  20. I do. And so do millions of observers / voters elsewhere in Europe and the UK. If the EU insist on LPF controlled by ECJ then Boris will keep his support from the UK electorate (on the Brexit issue at least) and we are heading for an acrimonious no deal scenario for which the EU will get the lion's share of vitriol and blame in the UK. They may also get political / social issues elsewhere in Europe after a period of decline in certain sectors. However, if the EU accept some kind of joint governance over future divergence, and some kind of headline "sovereignty" for the UK over future fishing rights, then Boris has to deal or will be roasted next time around if he does not. Obviously only my ill-educated views.
  21. We may never know details of this case. However, until we do, all we can say is that it is incredibly sad. Anything more is jumping to conclusions in my view.
  22. I agree Bob8. There is a prevalence of view in many people I talk to that a Brexit objective is to "get rid of the control/influence of the EU over British people". As this is impossible in the global, trade-dominated world in which we live, this aspect of Brexit at least will never happen.
  23. Yes, sadly it did. I don't like lies either, especially those that attempt to hide UK government and EU governance mistakes under blanket comments about demonising other nations and nationalism.
  24. And yet my offspring, family and I will all have to contribute to paying it back (unless we emigrate). I do not believe we are in a depression. Also the vast majority of this debt was accrued during the β€œ good times”.
  • Create New...

Important Information
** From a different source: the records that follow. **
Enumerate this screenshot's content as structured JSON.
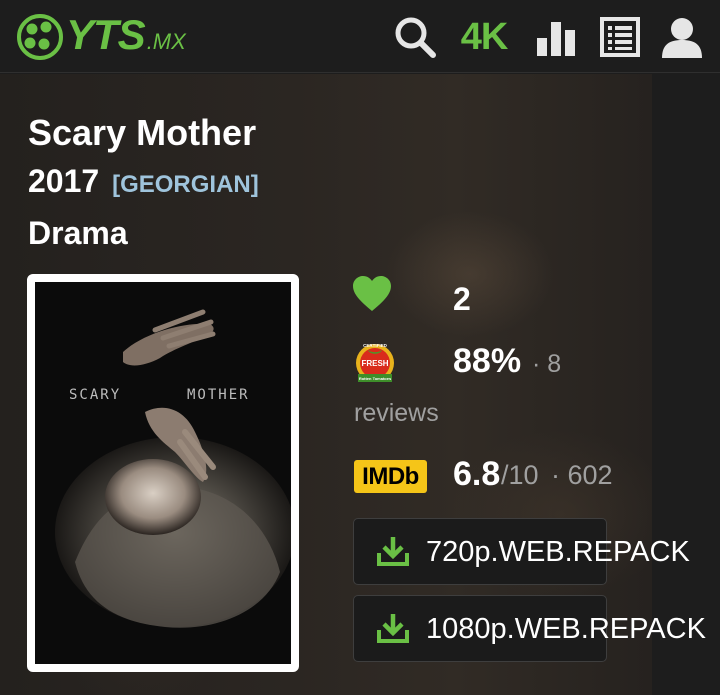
{
  "header": {
    "logo_text": "YTS",
    "logo_tld": ".MX",
    "nav_4k_label": "4K"
  },
  "movie": {
    "title": "Scary Mother",
    "year": "2017",
    "language": "[GEORGIAN]",
    "genre": "Drama"
  },
  "poster": {
    "word_left": "SCARY",
    "word_right": "MOTHER"
  },
  "ratings": {
    "likes": "2",
    "rt_badge_top": "CERTIFIED",
    "rt_badge_fresh": "FRESH",
    "rt_badge_bottom": "Rotten Tomatoes",
    "rt_percent": "88%",
    "rt_count": "· 8",
    "rt_reviews_label": "reviews",
    "imdb_badge": "IMDb",
    "imdb_score": "6.8",
    "imdb_out_of": "/10",
    "imdb_votes": "· 602"
  },
  "downloads": [
    {
      "label": "720p.WEB.REPACK"
    },
    {
      "label": "1080p.WEB.REPACK"
    }
  ],
  "colors": {
    "accent": "#6ac045",
    "imdb_yellow": "#f5c518",
    "language_blue": "#9fc4dc",
    "muted_text": "#a0a0a0"
  },
  "icons": [
    "film-reel-icon",
    "search-icon",
    "stats-icon",
    "list-icon",
    "user-icon",
    "heart-icon",
    "tomato-icon",
    "download-icon"
  ]
}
We have placed cookies on your device to help make this website better. You can adjust your cookie settings, otherwise we'll assume you're okay to continue.